Mardaani franchise seems to find some really terrifying villains. Taher Raj Bhasin was a revelation as the criminal mastermind in 2014's Mardaani. Mardaani 2's Sunny is a far more malevolent entity whose reasons for attacking his victims has less to do with his sexual appetite and more to do with his hurting his toxic masculinity. I am not particularly a fan of the way he breaks the fourth wall to explain his intentions and reasons. The idea may be used to understand his psyche, but this Funny Games method of treating this character feels gimmicky and takes the realism out of the situation. The backstory for the character also doesn't really work well. Apart from these flaws, though, Sunny turns out to be a solid antagonist to Rani's daunting cop, stoking her self-respect and pricking her conscience, and taking pleasure out of it.
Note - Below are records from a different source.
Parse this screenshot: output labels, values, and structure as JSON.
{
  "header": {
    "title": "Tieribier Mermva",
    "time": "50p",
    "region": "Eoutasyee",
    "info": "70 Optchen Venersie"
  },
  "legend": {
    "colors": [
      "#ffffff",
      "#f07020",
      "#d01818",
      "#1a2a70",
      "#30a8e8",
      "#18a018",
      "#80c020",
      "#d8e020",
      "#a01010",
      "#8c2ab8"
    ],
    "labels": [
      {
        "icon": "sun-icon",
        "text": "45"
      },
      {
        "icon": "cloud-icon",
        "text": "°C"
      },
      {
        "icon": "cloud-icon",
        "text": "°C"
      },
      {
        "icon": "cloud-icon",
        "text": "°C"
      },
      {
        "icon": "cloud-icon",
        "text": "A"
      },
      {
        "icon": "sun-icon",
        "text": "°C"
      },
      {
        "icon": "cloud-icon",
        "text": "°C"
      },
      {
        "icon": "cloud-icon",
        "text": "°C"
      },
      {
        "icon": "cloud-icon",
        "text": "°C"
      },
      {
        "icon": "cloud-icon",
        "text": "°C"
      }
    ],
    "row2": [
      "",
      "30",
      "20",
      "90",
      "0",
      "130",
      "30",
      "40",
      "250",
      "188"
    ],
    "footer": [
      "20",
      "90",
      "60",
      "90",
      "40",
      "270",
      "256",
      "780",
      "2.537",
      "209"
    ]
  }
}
There are a few rookie mistakes in Mardaani 2, though, that could have been avoided. Like Shivani taking a victim's full name on television. As a senior police officer, she should have known better. The movie also uses some very convenient editing cuts to get itself out of some very tricky situations. In a scene, we find Shivani and her team reach a potential victim, on whom a time-bomb is strapped, with only 11 seconds to spare. What we see next is the police jumping out of the place with the girl, as her hiding spot exploded. How they got her out in such a short time is conveniently ignored.
PS: Mardaani 2 is not a remake of the Tamil thriller Ratsasan, as was previously speculated. Even though, both the films share similar themes and killers with a fetish of killing young girls. EXCLUSIVE! Is Mardaani 2 Inspired by Vishnu Vishal’s Ratsasan? Rani Mukerji Has THIS to Say on the Comparison!
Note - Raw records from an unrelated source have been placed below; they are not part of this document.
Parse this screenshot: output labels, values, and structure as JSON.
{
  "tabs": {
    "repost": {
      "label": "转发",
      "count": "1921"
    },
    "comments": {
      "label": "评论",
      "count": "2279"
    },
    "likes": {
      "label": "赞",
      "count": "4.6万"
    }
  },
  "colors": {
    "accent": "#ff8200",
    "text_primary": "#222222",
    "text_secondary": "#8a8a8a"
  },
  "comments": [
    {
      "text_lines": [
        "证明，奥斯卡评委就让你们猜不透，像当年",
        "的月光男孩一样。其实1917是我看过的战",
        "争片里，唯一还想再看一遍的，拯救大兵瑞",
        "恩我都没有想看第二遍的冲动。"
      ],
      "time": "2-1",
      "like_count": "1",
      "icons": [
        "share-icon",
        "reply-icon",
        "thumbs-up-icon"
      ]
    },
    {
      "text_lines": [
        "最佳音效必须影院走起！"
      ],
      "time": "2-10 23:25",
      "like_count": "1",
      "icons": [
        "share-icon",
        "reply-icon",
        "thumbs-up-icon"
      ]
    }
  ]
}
Rani Mukerji delivers yet another powerhouse performance in her second outing as Shivani Roy. The scenes where she establishes anguish and fury are extremely convincing, and the way she makes some of the well-written dialogues sound so impactful deserves accolades. Television star Vishal Jethwa is a brilliant find. It is hard not to find yourself disgusted by his character's vile antics, which also includes child-killing, and Vishal's menacing performance adds a sufficient amount of dread in those scenes.
- Rani Mukerji
- Vishal Jethwa
- The Crisp, Thrilling Narrative
- The Adequate Runtime
- Convenient Editing Cuts
- The Villain's Fourth-Wall Breaking Gimmick isn't That Effective
- The Discussions on Patriarchy Puts a Dampener on The Hunt in a Couple of Occasions
- A Slightly Weaker Second Half
Mardaani 2 is effective, thrilling and powerful, with fantastic performances from Rani Mukerji and the young Vishal Jethwa. It isn't easy to watch, especially some of the brutalities that are shown or discussed. The movie also has its occasional slip-ups and stumbles. Overall, though, Mardaani 2 is evocative enough to raise your emotions over the atrocities happening on women, and yet not taking the Simmba approach of being irresponsible.